> _ACTION ITEM_:
Copy each line below holding "this".

====== RECORD EXCERPTS

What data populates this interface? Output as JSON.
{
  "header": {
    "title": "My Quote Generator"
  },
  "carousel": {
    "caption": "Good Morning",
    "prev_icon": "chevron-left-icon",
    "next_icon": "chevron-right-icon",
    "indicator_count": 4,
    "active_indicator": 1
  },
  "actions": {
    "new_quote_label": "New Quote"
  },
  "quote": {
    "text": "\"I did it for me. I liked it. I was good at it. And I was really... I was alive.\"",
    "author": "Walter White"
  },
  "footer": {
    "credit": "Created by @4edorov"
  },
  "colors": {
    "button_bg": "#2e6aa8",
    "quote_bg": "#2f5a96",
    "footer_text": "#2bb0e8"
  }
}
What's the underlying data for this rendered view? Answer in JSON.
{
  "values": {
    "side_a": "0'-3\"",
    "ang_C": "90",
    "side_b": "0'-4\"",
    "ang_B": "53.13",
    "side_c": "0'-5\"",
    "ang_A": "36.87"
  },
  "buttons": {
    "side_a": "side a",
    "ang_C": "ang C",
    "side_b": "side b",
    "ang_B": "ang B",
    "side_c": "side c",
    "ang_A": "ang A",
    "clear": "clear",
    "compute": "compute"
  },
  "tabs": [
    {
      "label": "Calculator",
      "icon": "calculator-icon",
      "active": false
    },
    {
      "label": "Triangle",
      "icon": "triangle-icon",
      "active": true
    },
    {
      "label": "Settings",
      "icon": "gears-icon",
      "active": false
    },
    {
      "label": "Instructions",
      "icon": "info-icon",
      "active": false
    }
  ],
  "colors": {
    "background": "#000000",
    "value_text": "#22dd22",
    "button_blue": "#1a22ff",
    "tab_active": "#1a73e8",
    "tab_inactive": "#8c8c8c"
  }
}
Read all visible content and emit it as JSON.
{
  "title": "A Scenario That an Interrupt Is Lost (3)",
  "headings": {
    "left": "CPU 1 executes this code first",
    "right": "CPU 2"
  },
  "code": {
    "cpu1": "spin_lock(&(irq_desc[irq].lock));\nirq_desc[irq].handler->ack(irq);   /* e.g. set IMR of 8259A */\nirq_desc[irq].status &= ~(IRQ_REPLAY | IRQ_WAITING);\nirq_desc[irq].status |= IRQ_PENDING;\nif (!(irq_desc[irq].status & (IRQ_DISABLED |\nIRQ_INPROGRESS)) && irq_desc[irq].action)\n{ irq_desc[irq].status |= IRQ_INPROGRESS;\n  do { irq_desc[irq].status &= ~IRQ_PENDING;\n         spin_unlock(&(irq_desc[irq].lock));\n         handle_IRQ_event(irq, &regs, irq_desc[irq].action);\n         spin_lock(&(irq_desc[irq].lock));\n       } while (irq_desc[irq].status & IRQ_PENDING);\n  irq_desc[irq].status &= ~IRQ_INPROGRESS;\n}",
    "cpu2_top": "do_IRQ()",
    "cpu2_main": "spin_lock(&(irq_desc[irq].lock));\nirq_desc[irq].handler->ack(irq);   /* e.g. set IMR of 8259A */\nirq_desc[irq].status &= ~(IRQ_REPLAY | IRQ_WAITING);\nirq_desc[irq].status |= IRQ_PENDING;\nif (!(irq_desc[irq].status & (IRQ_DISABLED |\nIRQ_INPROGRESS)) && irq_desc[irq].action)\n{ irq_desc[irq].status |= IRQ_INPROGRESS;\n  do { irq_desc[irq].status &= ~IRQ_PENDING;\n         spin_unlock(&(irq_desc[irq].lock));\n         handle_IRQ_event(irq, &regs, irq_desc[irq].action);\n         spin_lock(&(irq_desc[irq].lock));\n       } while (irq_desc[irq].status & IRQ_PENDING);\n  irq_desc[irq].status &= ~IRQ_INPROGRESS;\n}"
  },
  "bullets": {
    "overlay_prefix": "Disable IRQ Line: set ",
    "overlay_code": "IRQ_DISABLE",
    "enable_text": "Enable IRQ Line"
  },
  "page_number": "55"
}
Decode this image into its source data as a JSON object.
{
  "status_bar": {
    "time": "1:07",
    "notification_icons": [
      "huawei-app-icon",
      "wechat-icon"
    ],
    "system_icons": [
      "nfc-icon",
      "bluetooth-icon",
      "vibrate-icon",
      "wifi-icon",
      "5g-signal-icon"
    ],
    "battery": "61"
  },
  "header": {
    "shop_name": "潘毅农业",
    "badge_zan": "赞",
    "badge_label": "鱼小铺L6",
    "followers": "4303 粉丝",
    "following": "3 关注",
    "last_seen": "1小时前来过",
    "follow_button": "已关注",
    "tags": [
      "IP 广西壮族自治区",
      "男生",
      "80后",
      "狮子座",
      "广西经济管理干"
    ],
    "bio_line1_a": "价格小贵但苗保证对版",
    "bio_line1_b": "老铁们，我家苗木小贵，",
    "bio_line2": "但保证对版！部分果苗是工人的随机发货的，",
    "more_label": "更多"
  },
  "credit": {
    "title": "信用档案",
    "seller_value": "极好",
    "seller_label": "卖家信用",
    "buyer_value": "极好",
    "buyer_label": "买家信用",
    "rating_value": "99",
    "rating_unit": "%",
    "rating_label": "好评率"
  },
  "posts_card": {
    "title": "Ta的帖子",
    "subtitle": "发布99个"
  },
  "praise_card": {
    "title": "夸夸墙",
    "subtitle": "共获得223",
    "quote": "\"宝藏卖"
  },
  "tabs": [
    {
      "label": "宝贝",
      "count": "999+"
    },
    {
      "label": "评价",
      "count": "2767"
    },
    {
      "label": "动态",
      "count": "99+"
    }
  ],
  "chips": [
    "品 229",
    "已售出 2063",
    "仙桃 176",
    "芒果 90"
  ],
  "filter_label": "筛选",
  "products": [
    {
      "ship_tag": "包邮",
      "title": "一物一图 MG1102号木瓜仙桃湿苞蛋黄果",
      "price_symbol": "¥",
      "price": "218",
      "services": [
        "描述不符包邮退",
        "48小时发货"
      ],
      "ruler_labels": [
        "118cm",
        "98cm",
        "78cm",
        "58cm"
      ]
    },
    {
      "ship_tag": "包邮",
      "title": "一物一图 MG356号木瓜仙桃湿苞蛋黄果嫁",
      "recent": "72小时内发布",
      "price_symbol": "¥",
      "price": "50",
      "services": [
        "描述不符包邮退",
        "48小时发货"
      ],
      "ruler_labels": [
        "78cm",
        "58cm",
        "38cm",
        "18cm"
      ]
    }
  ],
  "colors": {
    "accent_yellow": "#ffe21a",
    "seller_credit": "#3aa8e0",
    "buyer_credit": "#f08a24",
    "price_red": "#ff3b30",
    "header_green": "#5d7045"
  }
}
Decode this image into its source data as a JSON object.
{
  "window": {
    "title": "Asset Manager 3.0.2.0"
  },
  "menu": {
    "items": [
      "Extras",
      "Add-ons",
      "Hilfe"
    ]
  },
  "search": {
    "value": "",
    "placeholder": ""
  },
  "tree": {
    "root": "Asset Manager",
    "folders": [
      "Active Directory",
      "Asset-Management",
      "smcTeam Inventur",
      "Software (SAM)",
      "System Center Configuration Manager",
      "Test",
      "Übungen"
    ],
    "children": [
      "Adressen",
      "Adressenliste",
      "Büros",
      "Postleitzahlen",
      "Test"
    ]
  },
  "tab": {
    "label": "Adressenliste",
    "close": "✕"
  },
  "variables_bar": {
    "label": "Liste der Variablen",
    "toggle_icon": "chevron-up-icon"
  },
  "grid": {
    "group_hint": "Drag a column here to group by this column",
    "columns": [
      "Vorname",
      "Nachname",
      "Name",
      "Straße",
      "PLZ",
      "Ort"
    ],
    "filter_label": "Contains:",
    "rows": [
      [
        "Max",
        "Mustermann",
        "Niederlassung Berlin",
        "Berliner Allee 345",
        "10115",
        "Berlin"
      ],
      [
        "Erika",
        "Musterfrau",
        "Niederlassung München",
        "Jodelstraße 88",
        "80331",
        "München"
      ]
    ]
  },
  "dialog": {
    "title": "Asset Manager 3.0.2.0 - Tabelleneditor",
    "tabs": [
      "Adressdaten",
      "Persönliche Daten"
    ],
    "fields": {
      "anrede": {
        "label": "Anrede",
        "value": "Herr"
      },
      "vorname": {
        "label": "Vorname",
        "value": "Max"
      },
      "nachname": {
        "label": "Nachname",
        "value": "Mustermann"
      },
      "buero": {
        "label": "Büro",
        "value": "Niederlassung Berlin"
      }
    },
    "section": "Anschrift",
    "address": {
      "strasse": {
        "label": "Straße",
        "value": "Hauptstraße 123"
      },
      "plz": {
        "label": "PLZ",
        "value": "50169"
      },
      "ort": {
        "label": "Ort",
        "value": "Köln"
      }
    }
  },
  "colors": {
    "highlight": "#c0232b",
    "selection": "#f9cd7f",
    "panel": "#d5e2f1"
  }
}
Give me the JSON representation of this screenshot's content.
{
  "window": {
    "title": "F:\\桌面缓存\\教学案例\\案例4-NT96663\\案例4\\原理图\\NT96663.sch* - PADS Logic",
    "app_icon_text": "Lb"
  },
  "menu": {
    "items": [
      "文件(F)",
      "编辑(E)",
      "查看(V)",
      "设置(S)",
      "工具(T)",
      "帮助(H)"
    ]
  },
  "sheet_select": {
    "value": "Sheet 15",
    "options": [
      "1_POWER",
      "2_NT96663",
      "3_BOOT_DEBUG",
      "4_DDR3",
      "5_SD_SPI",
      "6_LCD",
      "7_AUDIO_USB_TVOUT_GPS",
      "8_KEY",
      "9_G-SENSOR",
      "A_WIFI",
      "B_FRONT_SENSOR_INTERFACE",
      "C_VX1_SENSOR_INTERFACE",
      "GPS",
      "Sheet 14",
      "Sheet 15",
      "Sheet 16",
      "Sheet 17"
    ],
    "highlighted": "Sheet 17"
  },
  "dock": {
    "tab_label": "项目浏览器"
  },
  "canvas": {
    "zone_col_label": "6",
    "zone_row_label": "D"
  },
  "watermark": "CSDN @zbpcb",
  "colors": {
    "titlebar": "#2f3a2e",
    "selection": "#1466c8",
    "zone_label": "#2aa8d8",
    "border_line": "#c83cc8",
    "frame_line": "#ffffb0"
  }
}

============

> _TASK ANSWER_:
What data populates this interface? Output as JSON.
What's the underlying data for this rendered view? Answer in JSON.
    "left": "CPU 1 executes this code first",
Decode this image into its source data as a JSON object.
Decode this image into its source data as a JSON object.
    "group_hint": "Drag a column here to group by this column",
Give me the JSON representation of this screenshot's content.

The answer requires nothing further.